You’ll notice that production way, WAY outstrips losses.  While this now doesn’t have as much of a bearing on sub-cap fleets.. it still has a major impact on Sov control.  Sure, you can assault a system with sub-caps now with out much worry about Supercarriers coming down and swatting your fleet and let’s pretend that Titans’ XL weapons get nerfed so that they cannot be influenced by tracking links or computers, what happens next? Well, first.. your sub-cap fleet is going to take a few hours/days just trying to get sov in just one system.  And the MOMENT you drop any SBUs, a Supercap fleet is going to wait til you are gone.. and reinforce your SBU in just a few minutes.

Not a good situation if you are one of those new, small alliances trying to get a foothold into null-sec, is it?

The simple reality is that CCP waited far too long to deal with this issue and now Supercapitals have, in a sense, broken the game mechanics.  How so?  Because now they are so many and they’re proliferation is so absolute, that there is no hope for new alliances to gain a foothold into null-sec by any traditional means.  The only way for a new alliance to get into null-sec is to recruit Pandemic Legion, or to steal a big Supercap wield corp out from another alliance.  Both of those options are likely to involve the loss of at least a few metric tonnes of isk.. something new alliances are very unlikely to have.. as well as probably losing a considerable amount of self-control too.

I was pondering a couple ways to deal with the production issue.  The first idea has been mentioned before, and I think it is probably the easier idea to impliment of the two, and it involves adding a monthly “maintenance” fee to each supercapital.. either in the form of a monthly isk charge (the least effective), to a resource requirement to keep them active.. like having them burn through so much Zydrine or other precious metal per month.. irregardless if it is sitting in the hanger or in combat.

The other idea is based off of the original flaw in the supercapital ship concept.  The original supercapitals ships meant to be used by very large alliances.. a rare weapon or tool to bring out either in the most dire of circumstances or at critical junctures in battle.  Unfortunately, the problem was that it still only required a single pilot.. a single person to skill up and operate it.  That also means that a single person can own it, move it, etc.  Hardly an “alliance-only” asset especially since it operates EXACTLY like any other ship.

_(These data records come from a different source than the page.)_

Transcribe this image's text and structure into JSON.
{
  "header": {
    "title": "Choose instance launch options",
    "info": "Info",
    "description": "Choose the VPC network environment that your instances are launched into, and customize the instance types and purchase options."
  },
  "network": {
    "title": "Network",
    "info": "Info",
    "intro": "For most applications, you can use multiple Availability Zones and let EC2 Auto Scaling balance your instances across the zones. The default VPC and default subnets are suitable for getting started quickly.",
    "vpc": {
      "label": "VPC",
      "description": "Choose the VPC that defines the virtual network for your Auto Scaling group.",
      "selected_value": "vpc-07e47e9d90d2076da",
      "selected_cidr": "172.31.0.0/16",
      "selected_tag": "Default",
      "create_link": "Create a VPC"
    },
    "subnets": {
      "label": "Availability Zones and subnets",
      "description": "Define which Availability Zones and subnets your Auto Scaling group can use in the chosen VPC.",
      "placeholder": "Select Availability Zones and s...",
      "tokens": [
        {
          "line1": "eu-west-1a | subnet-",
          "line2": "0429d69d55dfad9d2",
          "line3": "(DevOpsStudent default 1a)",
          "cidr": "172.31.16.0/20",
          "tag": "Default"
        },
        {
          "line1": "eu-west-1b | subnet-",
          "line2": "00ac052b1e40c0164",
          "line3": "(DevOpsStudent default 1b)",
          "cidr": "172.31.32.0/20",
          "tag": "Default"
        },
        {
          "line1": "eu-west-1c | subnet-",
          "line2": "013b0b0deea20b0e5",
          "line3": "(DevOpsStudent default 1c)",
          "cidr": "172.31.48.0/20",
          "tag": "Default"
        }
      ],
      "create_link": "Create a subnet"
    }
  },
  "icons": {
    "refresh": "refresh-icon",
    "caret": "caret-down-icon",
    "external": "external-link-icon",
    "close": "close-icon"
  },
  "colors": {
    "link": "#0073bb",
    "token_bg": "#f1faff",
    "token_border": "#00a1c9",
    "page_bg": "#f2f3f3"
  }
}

My thought was that you can make it so that the ship does not work unless you have several pilots operating it.  Now, this is much more difficult to do, both from a logistics standpoint.. but also in a coding standpoint.  However.. what if, a Titan for example, could not move from system to system as one whole unit.  But instead, had to be moved.. somewhat “Voltron-ishly” as several components to the target system THEN after it is put together will it operate as a Titan.  The individual components still would require the same Titan skill, and each of the components would fly under their own power (though effectively defenseless) and once in system could then be set up in such a way where only one pilot operates it, and the other three or four or so.. just watch.  Now THAT would be a true “alliance-only” asset.

Whatever configuration the nerf to production is, the goal should be to keep the desire and need at a high level, but to reduce the availability to near zero.

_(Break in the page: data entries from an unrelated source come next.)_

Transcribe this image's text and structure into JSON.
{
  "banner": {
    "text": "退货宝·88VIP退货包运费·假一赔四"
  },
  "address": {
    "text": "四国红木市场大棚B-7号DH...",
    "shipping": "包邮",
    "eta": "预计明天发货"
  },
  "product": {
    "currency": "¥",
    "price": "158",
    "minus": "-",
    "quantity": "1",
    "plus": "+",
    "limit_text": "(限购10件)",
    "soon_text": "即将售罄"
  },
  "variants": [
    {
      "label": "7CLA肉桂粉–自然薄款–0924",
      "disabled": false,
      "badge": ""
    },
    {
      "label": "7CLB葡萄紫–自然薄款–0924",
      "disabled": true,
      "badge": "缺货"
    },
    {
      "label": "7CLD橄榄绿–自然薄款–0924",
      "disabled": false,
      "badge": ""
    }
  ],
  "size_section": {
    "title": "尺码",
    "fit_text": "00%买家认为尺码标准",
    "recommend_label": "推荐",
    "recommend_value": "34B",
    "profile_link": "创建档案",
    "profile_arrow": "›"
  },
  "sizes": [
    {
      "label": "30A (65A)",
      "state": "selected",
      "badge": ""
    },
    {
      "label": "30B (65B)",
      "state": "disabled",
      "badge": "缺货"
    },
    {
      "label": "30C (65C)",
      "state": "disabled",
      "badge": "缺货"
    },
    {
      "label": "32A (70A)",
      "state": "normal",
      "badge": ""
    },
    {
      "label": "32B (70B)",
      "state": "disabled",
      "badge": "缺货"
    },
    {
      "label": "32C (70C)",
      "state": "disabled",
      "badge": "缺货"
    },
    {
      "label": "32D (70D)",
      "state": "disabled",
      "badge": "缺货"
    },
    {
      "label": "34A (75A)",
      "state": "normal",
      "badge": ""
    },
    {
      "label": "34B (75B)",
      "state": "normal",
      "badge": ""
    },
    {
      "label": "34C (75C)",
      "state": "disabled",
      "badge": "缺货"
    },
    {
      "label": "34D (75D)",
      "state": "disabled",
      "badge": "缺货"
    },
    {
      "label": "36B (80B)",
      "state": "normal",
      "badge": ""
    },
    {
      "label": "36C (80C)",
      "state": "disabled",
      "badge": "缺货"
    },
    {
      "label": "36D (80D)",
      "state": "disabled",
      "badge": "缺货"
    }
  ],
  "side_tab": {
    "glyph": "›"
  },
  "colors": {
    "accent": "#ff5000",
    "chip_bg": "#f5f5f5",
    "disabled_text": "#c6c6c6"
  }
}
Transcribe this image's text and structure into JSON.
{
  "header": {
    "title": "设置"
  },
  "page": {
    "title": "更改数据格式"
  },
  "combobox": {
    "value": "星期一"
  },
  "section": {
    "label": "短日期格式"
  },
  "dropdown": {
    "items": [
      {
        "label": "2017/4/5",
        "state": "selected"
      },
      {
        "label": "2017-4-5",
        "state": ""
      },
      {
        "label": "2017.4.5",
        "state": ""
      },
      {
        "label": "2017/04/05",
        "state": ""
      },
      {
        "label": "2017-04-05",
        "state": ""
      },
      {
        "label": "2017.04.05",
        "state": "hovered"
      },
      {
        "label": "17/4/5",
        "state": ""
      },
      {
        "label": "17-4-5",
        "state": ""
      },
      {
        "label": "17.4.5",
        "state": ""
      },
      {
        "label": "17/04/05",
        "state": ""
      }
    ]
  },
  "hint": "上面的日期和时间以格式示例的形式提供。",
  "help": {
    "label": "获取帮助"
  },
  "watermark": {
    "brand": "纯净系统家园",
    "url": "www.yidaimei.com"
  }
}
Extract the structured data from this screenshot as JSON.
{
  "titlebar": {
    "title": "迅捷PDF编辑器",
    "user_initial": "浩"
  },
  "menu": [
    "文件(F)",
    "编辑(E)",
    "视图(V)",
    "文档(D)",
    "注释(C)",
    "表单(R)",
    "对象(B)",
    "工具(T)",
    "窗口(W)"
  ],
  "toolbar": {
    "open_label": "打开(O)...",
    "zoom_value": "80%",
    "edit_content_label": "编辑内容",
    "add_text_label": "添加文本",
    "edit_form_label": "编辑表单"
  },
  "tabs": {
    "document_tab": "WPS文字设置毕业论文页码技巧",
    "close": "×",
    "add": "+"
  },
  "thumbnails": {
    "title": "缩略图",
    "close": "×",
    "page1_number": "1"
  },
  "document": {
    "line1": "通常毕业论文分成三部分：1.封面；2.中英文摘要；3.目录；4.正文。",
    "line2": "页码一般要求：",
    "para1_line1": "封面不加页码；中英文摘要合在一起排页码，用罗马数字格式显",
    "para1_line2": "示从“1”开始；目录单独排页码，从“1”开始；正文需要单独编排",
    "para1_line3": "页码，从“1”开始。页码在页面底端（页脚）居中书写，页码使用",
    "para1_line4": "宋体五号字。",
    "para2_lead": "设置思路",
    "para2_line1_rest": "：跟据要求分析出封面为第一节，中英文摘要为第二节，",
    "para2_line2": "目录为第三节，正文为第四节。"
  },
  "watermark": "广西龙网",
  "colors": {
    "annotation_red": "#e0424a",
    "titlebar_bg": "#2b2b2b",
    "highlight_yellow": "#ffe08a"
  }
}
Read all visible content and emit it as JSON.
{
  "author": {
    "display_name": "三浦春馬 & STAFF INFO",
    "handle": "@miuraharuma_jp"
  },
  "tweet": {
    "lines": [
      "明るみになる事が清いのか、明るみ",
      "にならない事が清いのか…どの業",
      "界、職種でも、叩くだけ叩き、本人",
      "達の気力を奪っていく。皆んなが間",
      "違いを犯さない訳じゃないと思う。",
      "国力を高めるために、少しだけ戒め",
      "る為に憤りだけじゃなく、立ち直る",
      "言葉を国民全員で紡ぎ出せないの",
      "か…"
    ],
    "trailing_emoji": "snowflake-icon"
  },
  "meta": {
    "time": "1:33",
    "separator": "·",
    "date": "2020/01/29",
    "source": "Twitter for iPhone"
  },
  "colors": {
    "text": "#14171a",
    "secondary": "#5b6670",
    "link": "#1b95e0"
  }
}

Well, that was pretty much all I was pondering Eve-wise.  Have a good one.